LINGsCARS wrote:
Time will tell in the UK, but dealer demos and die-hards will make up this 500 car run, then what? I cannot see a replacement on the horizon for a long time. It's a ready-made "copy" for the SAIC/NAG people, without it being a copy, remarkably it is original. But... too original for the UK? You would have expected at least a small amount of development. I will wait for contract-hire residuals. No one has offered me this MG yet, to sell, which must say something?

I don't think NAC/SAIC are really chasing your type of operation at the moment - UK production is slated at only a few thousand for the time being. After that? Well, who knows. They've committed in public to a four-model lineup. They have platforms and technology, and (most of) a production track at Longbridge to build up to 120K or so cars per year. There are designs and engineering that they inherited from MGR for a two-model follow-up to the MG TF (new midget using a variant of the existing shell, larger F/TF based on a very heavily modified platform stretch from the existing model), for instance. If they can keep the production costs down, those have potential.

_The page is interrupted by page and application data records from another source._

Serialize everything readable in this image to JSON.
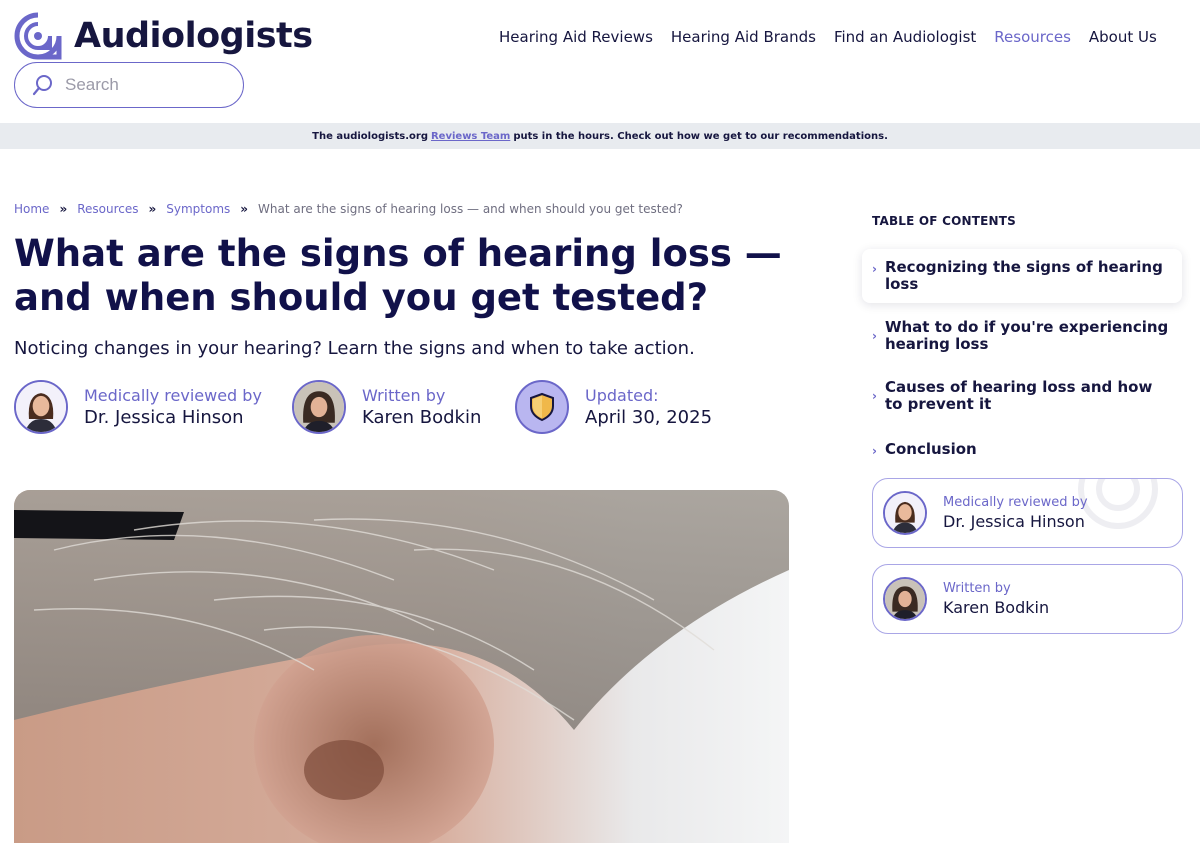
{
  "brand": {
    "name": "Audiologists",
    "accent": "#6b67c9",
    "ink": "#16163f"
  },
  "search": {
    "placeholder": "Search"
  },
  "nav": {
    "items": [
      {
        "label": "Hearing Aid Reviews"
      },
      {
        "label": "Hearing Aid Brands"
      },
      {
        "label": "Find an Audiologist"
      },
      {
        "label": "Resources"
      },
      {
        "label": "About Us"
      }
    ]
  },
  "banner": {
    "prefix": "The audiologists.org",
    "link": "Reviews Team",
    "suffix": "puts in the hours. Check out how we get to our recommendations."
  },
  "breadcrumb": {
    "items": [
      "Home",
      "Resources",
      "Symptoms"
    ],
    "current": "What are the signs of hearing loss — and when should you get tested?"
  },
  "article": {
    "title": "What are the signs of hearing loss — and when should you get tested?",
    "subtitle": "Noticing changes in your hearing? Learn the signs and when to take action."
  },
  "meta": {
    "reviewer": {
      "label": "Medically reviewed by",
      "name": "Dr. Jessica Hinson"
    },
    "writer": {
      "label": "Written by",
      "name": "Karen Bodkin"
    },
    "updated": {
      "label": "Updated:",
      "date": "April 30, 2025"
    }
  },
  "toc": {
    "heading": "TABLE OF CONTENTS",
    "items": [
      {
        "label": "Recognizing the signs of hearing loss"
      },
      {
        "label": "What to do if you're experiencing hearing loss"
      },
      {
        "label": "Causes of hearing loss and how to prevent it"
      },
      {
        "label": "Conclusion"
      }
    ]
  },
  "sidebar_cards": {
    "reviewer": {
      "label": "Medically reviewed by",
      "name": "Dr. Jessica Hinson"
    },
    "writer": {
      "label": "Written by",
      "name": "Karen Bodkin"
    }
  }
}
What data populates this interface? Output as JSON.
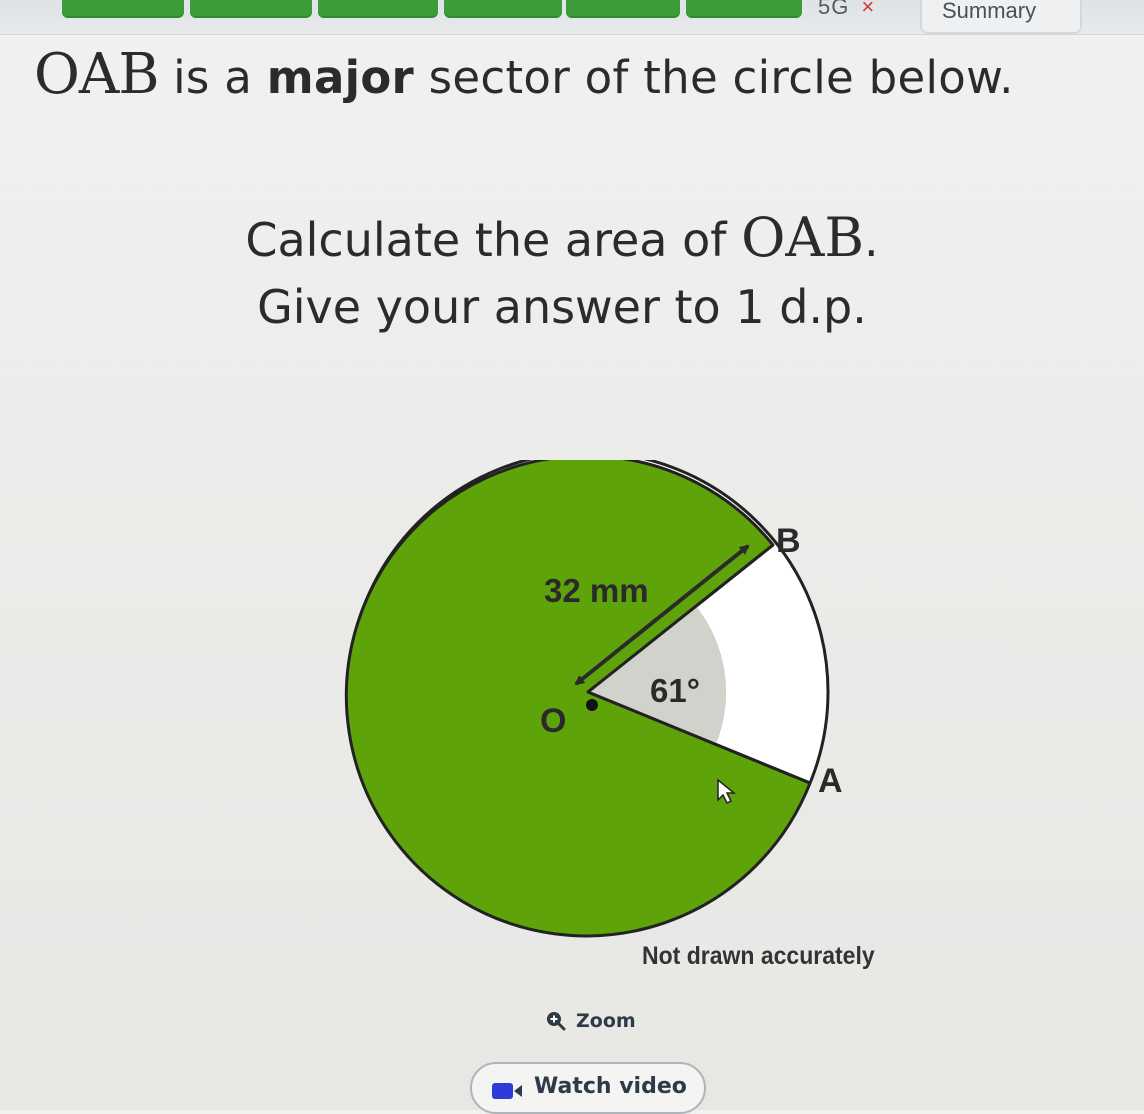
{
  "topbar": {
    "tab_label": "5G",
    "close_symbol": "×",
    "summary_label": "Summary",
    "tab_color": "#3d9c3a"
  },
  "question": {
    "title_math": "OAB",
    "title_text_1": " is a ",
    "title_bold": "major",
    "title_text_2": " sector of the circle below.",
    "line2_text": "Calculate the area of ",
    "line2_math": "OAB",
    "line2_end": ".",
    "line3_text": "Give your answer to 1 d.p."
  },
  "diagram": {
    "radius_label": "32 mm",
    "angle_label": "61°",
    "point_o": "O",
    "point_a": "A",
    "point_b": "B",
    "sector_color": "#5fa30b",
    "angle_marker_color": "#d2d2cc",
    "note": "Not drawn accurately"
  },
  "actions": {
    "zoom_label": "Zoom",
    "zoom_icon": "zoom-in-icon",
    "watch_label": "Watch video",
    "watch_icon": "video-camera-icon"
  }
}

LINGsCARS wrote:
Honestly, things seem to have stood still with this car. Of course they cannot sell hydragas rubbish in China, who could repair it?

Nobody, but not because Hydragas was "rubbish", but because Dunlop ceased manufacture in (IIRC) 2006 of Hydragas units and scrapped the tooling.

LINGsCARS wrote:
And the Chinese will be good at knocking out new instrument panels. Much else, not so good. They are still copying like mad, look at the Kung-Fu Panda, the "Peri", hahaha. The Italians are going beserk Mamma Mia, and X5 and Smartie car copies are rife and banned in the EU due to legal issues.

Well, Ling, you came here from China, copied the US model of selling cars, and have made good money at it. I fear you're in the glasshouse throwing stones if you criticise your conuntrymen for copying. Where is your innovation, beyond parking a missile truck at the side of the road?

If you look at the history of car manufacturing nations, the model you describe - copy, improve, evolve, innovate - is the common thread. Even BMW started by making copies of the Austin 7, as did at least one Japanese manufacturer. Hyundai started with a knock-off Ford Cortina, India with the Morris Oxford, and so on. Are you somehow decrying the Germans, the Japanese, and now the Indians (who're buying up western companies at a rate of knots) for having started by making copies?

I really am a little staggered by the whole thrust of your views here!